    • Mary Ann

      That’s not it, We need positive discrimination to negate negative discrimination. I was actually against it until I read a report that showed that even now it is far harder to get a job if you have a black or a Muslim name.

      • Pioneer

        “it is far harder to get a job if you have a black or a Muslim name.”

        If that is true, why do you think it would be?

        Believe nothing that you hear and only half of what you see. You are constantly being manipulated.

  • green hackle

    Only an ignorant Halfwits would think Positive discrimination is a Good thing, All discrimination is Discrimination no mater if You are Black, White or Yellow, Why is it Stupid people think its O/K to Discriminate against White People, Black people Deserve as Much as Any White person, But No Way do the Deserve More, thats Discrimination and thats not on..

  • Ipsedixit

    Matthew, You have supported positive discrimination for years. You knew it would benefit people like you. I remember when you ‘came out’ on Radio 4. I realised then that they’d give you airtime for life and pay you for it.

  • 22pp22

    Diversity depends on cheating and lies. What a mess!

  • Richard Lutz

    It appears that Mr Parris outed himself as a racist and sexist bigot who supports discrimination based on race and gender. Might it be the case that he thinks blacks and white women are not as smart or talented as white men and wants a politically correct vehicle with which to express this belief?

  • Paul

    Unfortunately much of this nebulous and hard to quantify. Take confidence for example: it is of course perfectly true that some people are more confident than others. However, can we really make this an issue of, for example, gender inequality? We all know many men who get by on supreme confidence which perhaps masks a more average competence and likewise know able men who don’t meet their potential due to a lack of confidence or gravitas. Confidence is not a gender issue however much feminists try to make it so. Positive discrimination is at the top of a slippery slope after which comes quotas and an undermining of excellence where it currently exists.

  • Julian Beach

    II have always instilled in my two little brown boys the idea that they are equal to their white classmates.

    Matthew Parris clearly believes that they aren’t.

  • Bertie

    One cannot help but conclude from this article that Parris is no true Conservative

    “It need not rule out selection by merit”

    Oh but it will. As soon as the politically correct get their mitts on promoting Affirmative Action consideration for merit will go out the window. We see evidence of that across the board already with people clearly getting promoted above their abilities to positions of authority – whether it be that vulgar obnoxious Diane Abbot, to the likes of Louise Mensch, once a Tory MP, to the unlikely big chief of Credit Suisse, Thiam, who is sitting astride a disaster that is declining profitability, low morale, the lowest share price since 1989..all these people have been over promoted based on personal ability. So to think pursuing a similar policy for University admissions wont end with the same outcome is naive at best.

    “First, confidence.
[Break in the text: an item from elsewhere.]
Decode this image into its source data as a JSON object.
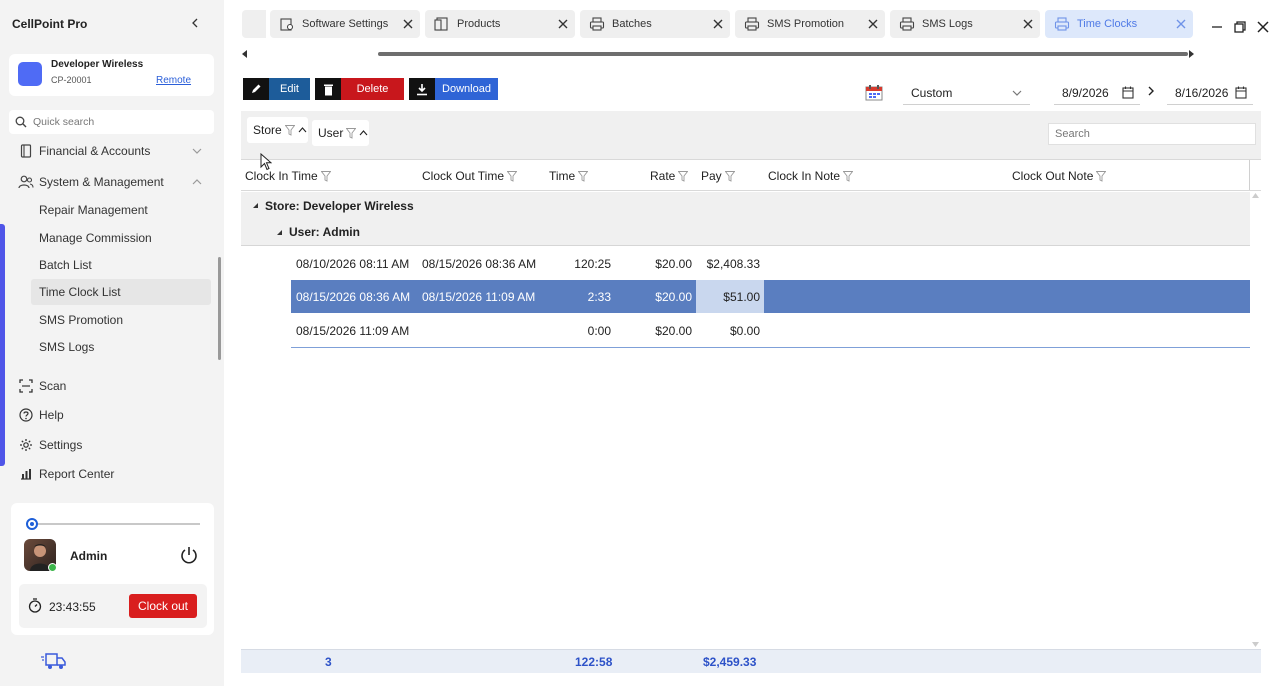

Secondly, polish. ”

    You want to push affirmative action / legislate to account for lack of an applicant’s confidence or polish – seriously?

    I’ve seen Parris come up with some barmy ideas but this takes the biscuit. Typical limp wristed wishy washy liberal. He isn’t a conservative at all.